▶ [Exercise instructions]:
Filter the records, keeping every line that has the string "icon".

▶ [Information given]:
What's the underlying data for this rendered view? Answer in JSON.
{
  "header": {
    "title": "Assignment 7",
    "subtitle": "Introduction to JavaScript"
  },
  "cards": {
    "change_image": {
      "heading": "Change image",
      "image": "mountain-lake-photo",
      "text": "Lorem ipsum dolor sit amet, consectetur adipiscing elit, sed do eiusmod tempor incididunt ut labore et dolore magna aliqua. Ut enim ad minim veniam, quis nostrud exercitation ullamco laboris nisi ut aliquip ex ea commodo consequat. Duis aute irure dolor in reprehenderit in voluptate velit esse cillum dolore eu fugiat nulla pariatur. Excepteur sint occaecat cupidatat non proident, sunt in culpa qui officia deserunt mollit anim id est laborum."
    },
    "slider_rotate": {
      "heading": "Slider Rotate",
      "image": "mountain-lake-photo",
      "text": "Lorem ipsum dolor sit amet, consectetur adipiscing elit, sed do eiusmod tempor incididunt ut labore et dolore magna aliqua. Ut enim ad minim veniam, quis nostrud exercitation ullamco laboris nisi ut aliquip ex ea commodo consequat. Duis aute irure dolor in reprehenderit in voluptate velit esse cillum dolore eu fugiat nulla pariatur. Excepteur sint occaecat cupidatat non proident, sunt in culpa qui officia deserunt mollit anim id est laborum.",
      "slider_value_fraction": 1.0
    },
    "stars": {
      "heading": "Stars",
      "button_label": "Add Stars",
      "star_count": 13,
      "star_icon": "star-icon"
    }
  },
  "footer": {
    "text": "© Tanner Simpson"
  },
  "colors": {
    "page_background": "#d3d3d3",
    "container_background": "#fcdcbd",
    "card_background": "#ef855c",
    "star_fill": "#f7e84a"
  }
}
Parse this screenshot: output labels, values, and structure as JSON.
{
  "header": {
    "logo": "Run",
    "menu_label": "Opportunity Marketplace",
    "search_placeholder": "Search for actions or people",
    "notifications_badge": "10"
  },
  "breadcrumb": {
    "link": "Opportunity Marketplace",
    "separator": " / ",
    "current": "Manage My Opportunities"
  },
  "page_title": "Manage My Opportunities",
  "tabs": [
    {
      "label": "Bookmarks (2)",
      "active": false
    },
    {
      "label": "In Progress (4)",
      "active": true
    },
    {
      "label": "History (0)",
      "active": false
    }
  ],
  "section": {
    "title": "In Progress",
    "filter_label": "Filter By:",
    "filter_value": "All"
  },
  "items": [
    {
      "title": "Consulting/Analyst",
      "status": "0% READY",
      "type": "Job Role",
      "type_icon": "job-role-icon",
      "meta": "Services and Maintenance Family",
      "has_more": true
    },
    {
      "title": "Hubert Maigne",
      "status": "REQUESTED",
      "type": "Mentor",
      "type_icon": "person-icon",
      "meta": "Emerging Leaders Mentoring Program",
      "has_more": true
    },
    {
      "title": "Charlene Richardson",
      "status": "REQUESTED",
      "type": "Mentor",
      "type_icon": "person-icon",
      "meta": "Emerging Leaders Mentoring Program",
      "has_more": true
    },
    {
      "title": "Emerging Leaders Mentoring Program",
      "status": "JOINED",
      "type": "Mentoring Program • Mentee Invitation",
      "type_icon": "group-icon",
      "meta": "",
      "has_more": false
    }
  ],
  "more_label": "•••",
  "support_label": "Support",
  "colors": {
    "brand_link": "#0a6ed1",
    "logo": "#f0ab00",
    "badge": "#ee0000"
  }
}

▶ [Exercise solution]:
      "star_icon": "star-icon"
      "type_icon": "job-role-icon",
      "type_icon": "person-icon",
      "type_icon": "person-icon",
      "type_icon": "group-icon",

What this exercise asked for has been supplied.